Assignment = Type every record exactly as it appears.

*** Dataset records Section Begins ***

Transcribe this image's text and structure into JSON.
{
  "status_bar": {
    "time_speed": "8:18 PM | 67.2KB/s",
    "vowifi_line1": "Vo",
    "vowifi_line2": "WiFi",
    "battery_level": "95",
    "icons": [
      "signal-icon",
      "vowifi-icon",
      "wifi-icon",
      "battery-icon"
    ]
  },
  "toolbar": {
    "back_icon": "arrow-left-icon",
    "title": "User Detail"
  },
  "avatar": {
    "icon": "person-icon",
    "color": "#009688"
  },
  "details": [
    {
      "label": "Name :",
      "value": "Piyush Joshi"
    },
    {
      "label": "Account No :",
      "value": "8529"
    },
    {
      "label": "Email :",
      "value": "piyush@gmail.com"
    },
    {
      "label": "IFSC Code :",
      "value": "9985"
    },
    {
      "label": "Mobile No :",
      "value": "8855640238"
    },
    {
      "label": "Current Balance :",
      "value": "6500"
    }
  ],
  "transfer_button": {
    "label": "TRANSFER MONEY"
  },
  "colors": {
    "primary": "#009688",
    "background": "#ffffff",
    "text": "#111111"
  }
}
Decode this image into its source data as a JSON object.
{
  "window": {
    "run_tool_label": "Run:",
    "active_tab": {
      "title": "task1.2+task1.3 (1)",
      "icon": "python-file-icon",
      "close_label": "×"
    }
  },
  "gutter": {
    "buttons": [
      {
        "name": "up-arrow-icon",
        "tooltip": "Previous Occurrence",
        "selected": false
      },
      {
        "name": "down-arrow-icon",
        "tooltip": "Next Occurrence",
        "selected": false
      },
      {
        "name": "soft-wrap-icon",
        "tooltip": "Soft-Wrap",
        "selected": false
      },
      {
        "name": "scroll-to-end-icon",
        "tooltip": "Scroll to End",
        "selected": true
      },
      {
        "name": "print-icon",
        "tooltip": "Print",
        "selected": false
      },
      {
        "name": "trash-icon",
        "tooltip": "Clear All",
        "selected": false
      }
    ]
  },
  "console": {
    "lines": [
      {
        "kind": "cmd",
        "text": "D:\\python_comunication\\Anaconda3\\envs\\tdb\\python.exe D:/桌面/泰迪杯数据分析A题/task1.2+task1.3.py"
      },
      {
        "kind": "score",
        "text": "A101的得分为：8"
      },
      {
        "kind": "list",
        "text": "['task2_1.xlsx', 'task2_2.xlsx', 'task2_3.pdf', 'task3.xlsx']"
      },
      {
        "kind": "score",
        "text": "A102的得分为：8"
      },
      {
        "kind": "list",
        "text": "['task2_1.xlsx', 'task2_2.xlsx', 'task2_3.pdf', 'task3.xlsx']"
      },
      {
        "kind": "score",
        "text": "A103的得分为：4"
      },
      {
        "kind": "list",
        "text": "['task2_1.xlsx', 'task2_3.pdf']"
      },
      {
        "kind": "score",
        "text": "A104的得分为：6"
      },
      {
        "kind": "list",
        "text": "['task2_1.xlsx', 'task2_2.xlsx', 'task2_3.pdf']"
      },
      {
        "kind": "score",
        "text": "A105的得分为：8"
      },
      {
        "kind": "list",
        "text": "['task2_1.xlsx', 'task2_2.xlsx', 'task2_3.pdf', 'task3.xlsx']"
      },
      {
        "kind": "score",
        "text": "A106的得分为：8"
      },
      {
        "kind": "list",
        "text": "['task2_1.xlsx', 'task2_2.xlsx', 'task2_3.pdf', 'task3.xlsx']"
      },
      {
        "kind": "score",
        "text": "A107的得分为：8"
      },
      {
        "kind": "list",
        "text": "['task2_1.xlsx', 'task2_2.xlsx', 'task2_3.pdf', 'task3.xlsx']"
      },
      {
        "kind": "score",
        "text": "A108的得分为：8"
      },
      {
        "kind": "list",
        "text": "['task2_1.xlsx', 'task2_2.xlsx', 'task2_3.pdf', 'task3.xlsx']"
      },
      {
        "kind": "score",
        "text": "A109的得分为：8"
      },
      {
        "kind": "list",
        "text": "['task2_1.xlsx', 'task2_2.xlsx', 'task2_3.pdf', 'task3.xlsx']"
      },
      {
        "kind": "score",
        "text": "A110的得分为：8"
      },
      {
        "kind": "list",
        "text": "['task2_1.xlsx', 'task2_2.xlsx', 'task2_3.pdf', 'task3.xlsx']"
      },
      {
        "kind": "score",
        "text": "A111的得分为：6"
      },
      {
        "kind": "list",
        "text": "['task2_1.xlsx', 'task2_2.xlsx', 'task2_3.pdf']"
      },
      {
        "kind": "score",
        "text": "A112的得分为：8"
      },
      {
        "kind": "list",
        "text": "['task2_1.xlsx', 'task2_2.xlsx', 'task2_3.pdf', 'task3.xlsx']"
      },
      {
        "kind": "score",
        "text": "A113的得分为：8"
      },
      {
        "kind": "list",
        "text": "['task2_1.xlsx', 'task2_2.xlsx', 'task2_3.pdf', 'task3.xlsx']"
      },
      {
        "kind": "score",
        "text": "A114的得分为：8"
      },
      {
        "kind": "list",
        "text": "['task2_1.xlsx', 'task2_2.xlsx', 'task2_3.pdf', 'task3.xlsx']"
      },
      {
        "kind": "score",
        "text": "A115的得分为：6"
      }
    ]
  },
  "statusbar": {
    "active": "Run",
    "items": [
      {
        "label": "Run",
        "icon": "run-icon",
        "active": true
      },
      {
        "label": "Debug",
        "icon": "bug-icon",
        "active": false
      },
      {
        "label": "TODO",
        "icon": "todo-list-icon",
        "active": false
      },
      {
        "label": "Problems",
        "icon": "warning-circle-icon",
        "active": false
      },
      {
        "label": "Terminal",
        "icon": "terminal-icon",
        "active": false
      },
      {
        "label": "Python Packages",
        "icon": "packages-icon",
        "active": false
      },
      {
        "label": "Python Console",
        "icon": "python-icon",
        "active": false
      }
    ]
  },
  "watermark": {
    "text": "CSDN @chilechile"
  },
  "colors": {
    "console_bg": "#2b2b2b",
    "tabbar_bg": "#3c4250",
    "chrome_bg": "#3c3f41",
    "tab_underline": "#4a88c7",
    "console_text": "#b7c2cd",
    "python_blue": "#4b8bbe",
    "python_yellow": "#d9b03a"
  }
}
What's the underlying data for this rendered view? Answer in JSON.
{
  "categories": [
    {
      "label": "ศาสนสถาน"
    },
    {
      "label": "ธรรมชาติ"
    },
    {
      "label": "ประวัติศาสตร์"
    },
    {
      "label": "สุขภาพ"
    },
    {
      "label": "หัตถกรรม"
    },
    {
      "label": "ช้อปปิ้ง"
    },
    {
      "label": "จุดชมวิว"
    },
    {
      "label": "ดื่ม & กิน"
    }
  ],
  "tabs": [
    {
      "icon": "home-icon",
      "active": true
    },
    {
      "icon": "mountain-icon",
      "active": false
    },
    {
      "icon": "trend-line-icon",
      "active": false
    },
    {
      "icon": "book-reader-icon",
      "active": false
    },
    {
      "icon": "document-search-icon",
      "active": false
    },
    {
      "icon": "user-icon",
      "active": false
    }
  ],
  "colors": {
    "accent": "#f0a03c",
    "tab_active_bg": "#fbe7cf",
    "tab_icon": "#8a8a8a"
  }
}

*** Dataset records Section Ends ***

Result for this exercise =
Transcribe this image's text and structure into JSON.
{
  "status_bar": {
    "time_speed": "8:18 PM | 67.2KB/s",
    "vowifi_line1": "Vo",
    "vowifi_line2": "WiFi",
    "battery_level": "95",
    "icons": [
      "signal-icon",
      "vowifi-icon",
      "wifi-icon",
      "battery-icon"
    ]
  },
  "toolbar": {
    "back_icon": "arrow-left-icon",
    "title": "User Detail"
  },
  "avatar": {
    "icon": "person-icon",
    "color": "#009688"
  },
  "details": [
    {
      "label": "Name :",
      "value": "Piyush Joshi"
    },
    {
      "label": "Account No :",
      "value": "8529"
    },
    {
      "label": "Email :",
      "value": "piyush@gmail.com"
    },
    {
      "label": "IFSC Code :",
      "value": "9985"
    },
    {
      "label": "Mobile No :",
      "value": "8855640238"
    },
    {
      "label": "Current Balance :",
      "value": "6500"
    }
  ],
  "transfer_button": {
    "label": "TRANSFER MONEY"
  },
  "colors": {
    "primary": "#009688",
    "background": "#ffffff",
    "text": "#111111"
  }
}
Decode this image into its source data as a JSON object.
{
  "window": {
    "run_tool_label": "Run:",
    "active_tab": {
      "title": "task1.2+task1.3 (1)",
      "icon": "python-file-icon",
      "close_label": "×"
    }
  },
  "gutter": {
    "buttons": [
      {
        "name": "up-arrow-icon",
        "tooltip": "Previous Occurrence",
        "selected": false
      },
      {
        "name": "down-arrow-icon",
        "tooltip": "Next Occurrence",
        "selected": false
      },
      {
        "name": "soft-wrap-icon",
        "tooltip": "Soft-Wrap",
        "selected": false
      },
      {
        "name": "scroll-to-end-icon",
        "tooltip": "Scroll to End",
        "selected": true
      },
      {
        "name": "print-icon",
        "tooltip": "Print",
        "selected": false
      },
      {
        "name": "trash-icon",
        "tooltip": "Clear All",
        "selected": false
      }
    ]
  },
  "console": {
    "lines": [
      {
        "kind": "cmd",
        "text": "D:\\python_comunication\\Anaconda3\\envs\\tdb\\python.exe D:/桌面/泰迪杯数据分析A题/task1.2+task1.3.py"
      },
      {
        "kind": "score",
        "text": "A101的得分为：8"
      },
      {
        "kind": "list",
        "text": "['task2_1.xlsx', 'task2_2.xlsx', 'task2_3.pdf', 'task3.xlsx']"
      },
      {
        "kind": "score",
        "text": "A102的得分为：8"
      },
      {
        "kind": "list",
        "text": "['task2_1.xlsx', 'task2_2.xlsx', 'task2_3.pdf', 'task3.xlsx']"
      },
      {
        "kind": "score",
        "text": "A103的得分为：4"
      },
      {
        "kind": "list",
        "text": "['task2_1.xlsx', 'task2_3.pdf']"
      },
      {
        "kind": "score",
        "text": "A104的得分为：6"
      },
      {
        "kind": "list",
        "text": "['task2_1.xlsx', 'task2_2.xlsx', 'task2_3.pdf']"
      },
      {
        "kind": "score",
        "text": "A105的得分为：8"
      },
      {
        "kind": "list",
        "text": "['task2_1.xlsx', 'task2_2.xlsx', 'task2_3.pdf', 'task3.xlsx']"
      },
      {
        "kind": "score",
        "text": "A106的得分为：8"
      },
      {
        "kind": "list",
        "text": "['task2_1.xlsx', 'task2_2.xlsx', 'task2_3.pdf', 'task3.xlsx']"
      },
      {
        "kind": "score",
        "text": "A107的得分为：8"
      },
      {
        "kind": "list",
        "text": "['task2_1.xlsx', 'task2_2.xlsx', 'task2_3.pdf', 'task3.xlsx']"
      },
      {
        "kind": "score",
        "text": "A108的得分为：8"
      },
      {
        "kind": "list",
        "text": "['task2_1.xlsx', 'task2_2.xlsx', 'task2_3.pdf', 'task3.xlsx']"
      },
      {
        "kind": "score",
        "text": "A109的得分为：8"
      },
      {
        "kind": "list",
        "text": "['task2_1.xlsx', 'task2_2.xlsx', 'task2_3.pdf', 'task3.xlsx']"
      },
      {
        "kind": "score",
        "text": "A110的得分为：8"
      },
      {
        "kind": "list",
        "text": "['task2_1.xlsx', 'task2_2.xlsx', 'task2_3.pdf', 'task3.xlsx']"
      },
      {
        "kind": "score",
        "text": "A111的得分为：6"
      },
      {
        "kind": "list",
        "text": "['task2_1.xlsx', 'task2_2.xlsx', 'task2_3.pdf']"
      },
      {
        "kind": "score",
        "text": "A112的得分为：8"
      },
      {
        "kind": "list",
        "text": "['task2_1.xlsx', 'task2_2.xlsx', 'task2_3.pdf', 'task3.xlsx']"
      },
      {
        "kind": "score",
        "text": "A113的得分为：8"
      },
      {
        "kind": "list",
        "text": "['task2_1.xlsx', 'task2_2.xlsx', 'task2_3.pdf', 'task3.xlsx']"
      },
      {
        "kind": "score",
        "text": "A114的得分为：8"
      },
      {
        "kind": "list",
        "text": "['task2_1.xlsx', 'task2_2.xlsx', 'task2_3.pdf', 'task3.xlsx']"
      },
      {
        "kind": "score",
        "text": "A115的得分为：6"
      }
    ]
  },
  "statusbar": {
    "active": "Run",
    "items": [
      {
        "label": "Run",
        "icon": "run-icon",
        "active": true
      },
      {
        "label": "Debug",
        "icon": "bug-icon",
        "active": false
      },
      {
        "label": "TODO",
        "icon": "todo-list-icon",
        "active": false
      },
      {
        "label": "Problems",
        "icon": "warning-circle-icon",
        "active": false
      },
      {
        "label": "Terminal",
        "icon": "terminal-icon",
        "active": false
      },
      {
        "label": "Python Packages",
        "icon": "packages-icon",
        "active": false
      },
      {
        "label": "Python Console",
        "icon": "python-icon",
        "active": false
      }
    ]
  },
  "watermark": {
    "text": "CSDN @chilechile"
  },
  "colors": {
    "console_bg": "#2b2b2b",
    "tabbar_bg": "#3c4250",
    "chrome_bg": "#3c3f41",
    "tab_underline": "#4a88c7",
    "console_text": "#b7c2cd",
    "python_blue": "#4b8bbe",
    "python_yellow": "#d9b03a"
  }
}
What's the underlying data for this rendered view? Answer in JSON.
{
  "categories": [
    {
      "label": "ศาสนสถาน"
    },
    {
      "label": "ธรรมชาติ"
    },
    {
      "label": "ประวัติศาสตร์"
    },
    {
      "label": "สุขภาพ"
    },
    {
      "label": "หัตถกรรม"
    },
    {
      "label": "ช้อปปิ้ง"
    },
    {
      "label": "จุดชมวิว"
    },
    {
      "label": "ดื่ม & กิน"
    }
  ],
  "tabs": [
    {
      "icon": "home-icon",
      "active": true
    },
    {
      "icon": "mountain-icon",
      "active": false
    },
    {
      "icon": "trend-line-icon",
      "active": false
    },
    {
      "icon": "book-reader-icon",
      "active": false
    },
    {
      "icon": "document-search-icon",
      "active": false
    },
    {
      "icon": "user-icon",
      "active": false
    }
  ],
  "colors": {
    "accent": "#f0a03c",
    "tab_active_bg": "#fbe7cf",
    "tab_icon": "#8a8a8a"
  }
}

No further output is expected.